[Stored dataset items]
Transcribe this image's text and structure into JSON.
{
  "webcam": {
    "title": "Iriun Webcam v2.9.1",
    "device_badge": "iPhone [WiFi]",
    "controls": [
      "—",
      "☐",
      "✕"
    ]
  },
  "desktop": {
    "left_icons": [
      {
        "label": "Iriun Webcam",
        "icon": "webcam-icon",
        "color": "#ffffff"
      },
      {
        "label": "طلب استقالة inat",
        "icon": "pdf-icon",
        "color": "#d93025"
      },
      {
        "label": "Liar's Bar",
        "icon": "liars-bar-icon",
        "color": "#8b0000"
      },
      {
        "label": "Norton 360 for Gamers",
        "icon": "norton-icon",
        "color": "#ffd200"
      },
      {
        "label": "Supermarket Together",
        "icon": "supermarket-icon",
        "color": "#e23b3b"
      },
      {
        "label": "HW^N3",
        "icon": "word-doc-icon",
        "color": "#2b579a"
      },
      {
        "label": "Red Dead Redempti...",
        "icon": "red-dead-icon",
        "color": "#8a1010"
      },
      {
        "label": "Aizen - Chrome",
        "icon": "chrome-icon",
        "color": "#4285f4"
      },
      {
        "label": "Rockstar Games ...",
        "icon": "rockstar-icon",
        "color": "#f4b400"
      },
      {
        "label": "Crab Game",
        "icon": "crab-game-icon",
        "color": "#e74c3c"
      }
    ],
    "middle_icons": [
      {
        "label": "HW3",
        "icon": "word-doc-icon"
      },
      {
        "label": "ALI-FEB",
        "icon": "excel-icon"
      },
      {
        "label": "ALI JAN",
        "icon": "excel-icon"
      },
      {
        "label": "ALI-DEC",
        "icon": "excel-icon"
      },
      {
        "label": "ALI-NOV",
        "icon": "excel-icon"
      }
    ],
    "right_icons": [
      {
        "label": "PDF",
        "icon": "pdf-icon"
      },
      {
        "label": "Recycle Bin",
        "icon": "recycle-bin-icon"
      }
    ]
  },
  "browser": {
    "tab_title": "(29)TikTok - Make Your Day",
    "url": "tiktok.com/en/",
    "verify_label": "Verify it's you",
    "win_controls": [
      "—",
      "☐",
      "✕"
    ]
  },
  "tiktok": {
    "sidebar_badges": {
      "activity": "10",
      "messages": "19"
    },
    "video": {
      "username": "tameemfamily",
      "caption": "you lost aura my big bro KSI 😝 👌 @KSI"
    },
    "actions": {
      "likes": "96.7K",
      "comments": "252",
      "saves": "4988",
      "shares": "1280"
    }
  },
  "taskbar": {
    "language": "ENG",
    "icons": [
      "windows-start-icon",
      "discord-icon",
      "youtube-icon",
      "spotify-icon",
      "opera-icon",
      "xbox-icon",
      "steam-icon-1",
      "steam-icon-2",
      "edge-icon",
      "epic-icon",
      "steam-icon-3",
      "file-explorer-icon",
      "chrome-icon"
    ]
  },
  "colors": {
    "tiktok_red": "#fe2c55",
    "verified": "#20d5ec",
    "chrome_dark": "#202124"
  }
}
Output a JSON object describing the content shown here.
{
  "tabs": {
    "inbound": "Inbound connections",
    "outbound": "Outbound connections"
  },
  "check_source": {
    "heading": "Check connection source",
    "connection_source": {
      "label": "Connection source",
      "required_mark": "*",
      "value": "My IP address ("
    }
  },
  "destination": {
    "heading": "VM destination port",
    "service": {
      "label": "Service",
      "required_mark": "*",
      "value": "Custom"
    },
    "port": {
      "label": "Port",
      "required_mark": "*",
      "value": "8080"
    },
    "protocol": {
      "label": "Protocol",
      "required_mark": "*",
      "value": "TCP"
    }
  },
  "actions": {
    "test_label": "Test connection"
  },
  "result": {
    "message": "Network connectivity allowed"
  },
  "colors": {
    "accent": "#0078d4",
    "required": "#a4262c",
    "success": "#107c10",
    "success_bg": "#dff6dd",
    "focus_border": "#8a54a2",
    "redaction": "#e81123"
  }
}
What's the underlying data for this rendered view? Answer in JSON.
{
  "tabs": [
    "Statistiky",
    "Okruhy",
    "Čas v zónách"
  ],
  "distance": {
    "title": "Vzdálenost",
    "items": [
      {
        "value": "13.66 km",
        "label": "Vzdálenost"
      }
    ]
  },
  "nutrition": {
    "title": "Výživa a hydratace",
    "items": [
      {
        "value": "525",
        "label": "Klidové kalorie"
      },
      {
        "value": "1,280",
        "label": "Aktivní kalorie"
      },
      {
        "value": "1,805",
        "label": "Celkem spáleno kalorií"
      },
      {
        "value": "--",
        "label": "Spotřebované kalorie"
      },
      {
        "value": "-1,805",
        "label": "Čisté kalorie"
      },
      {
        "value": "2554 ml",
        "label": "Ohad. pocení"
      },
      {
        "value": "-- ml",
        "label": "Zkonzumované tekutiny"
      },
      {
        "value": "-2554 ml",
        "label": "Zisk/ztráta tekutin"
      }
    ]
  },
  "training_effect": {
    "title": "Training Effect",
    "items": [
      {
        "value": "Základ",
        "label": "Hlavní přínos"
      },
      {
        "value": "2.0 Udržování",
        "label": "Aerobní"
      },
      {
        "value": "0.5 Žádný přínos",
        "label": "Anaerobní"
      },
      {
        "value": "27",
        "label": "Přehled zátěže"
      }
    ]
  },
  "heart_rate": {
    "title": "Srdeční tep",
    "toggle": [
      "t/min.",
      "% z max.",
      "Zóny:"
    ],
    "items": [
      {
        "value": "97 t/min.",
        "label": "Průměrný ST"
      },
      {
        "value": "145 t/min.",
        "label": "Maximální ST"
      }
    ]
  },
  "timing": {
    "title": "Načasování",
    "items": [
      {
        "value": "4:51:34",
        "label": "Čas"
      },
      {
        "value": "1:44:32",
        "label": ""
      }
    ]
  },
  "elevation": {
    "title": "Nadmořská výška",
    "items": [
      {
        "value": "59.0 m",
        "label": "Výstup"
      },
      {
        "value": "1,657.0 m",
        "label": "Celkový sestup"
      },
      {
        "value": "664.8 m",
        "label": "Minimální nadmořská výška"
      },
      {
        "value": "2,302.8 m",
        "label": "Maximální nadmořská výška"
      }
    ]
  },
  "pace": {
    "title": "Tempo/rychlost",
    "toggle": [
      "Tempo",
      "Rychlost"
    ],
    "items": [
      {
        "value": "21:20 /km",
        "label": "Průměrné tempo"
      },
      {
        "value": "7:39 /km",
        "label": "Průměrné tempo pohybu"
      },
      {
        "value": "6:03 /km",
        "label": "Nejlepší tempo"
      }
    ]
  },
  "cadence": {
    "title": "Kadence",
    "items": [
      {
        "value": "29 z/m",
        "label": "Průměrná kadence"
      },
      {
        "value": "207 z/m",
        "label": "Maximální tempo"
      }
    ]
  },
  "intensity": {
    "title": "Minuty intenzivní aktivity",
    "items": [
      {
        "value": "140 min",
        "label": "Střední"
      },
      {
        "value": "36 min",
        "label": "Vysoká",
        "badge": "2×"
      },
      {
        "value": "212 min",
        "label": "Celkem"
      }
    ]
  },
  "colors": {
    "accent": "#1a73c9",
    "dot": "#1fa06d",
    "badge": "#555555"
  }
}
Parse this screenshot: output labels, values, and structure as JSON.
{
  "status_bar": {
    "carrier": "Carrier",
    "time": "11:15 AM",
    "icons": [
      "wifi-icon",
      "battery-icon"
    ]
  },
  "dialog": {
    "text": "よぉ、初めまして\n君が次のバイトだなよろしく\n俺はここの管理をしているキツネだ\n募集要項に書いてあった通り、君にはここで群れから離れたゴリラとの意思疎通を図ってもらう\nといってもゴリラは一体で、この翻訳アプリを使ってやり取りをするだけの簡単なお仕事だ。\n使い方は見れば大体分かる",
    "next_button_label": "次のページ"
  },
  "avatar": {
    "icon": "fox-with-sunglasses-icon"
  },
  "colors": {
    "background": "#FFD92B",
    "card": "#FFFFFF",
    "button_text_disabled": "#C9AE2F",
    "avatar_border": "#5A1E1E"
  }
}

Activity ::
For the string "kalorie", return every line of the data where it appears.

Solution to this task ::
        "label": "Klidové kalorie"
        "label": "Aktivní kalorie"
        "label": "Spotřebované kalorie"
        "label": "Čisté kalorie"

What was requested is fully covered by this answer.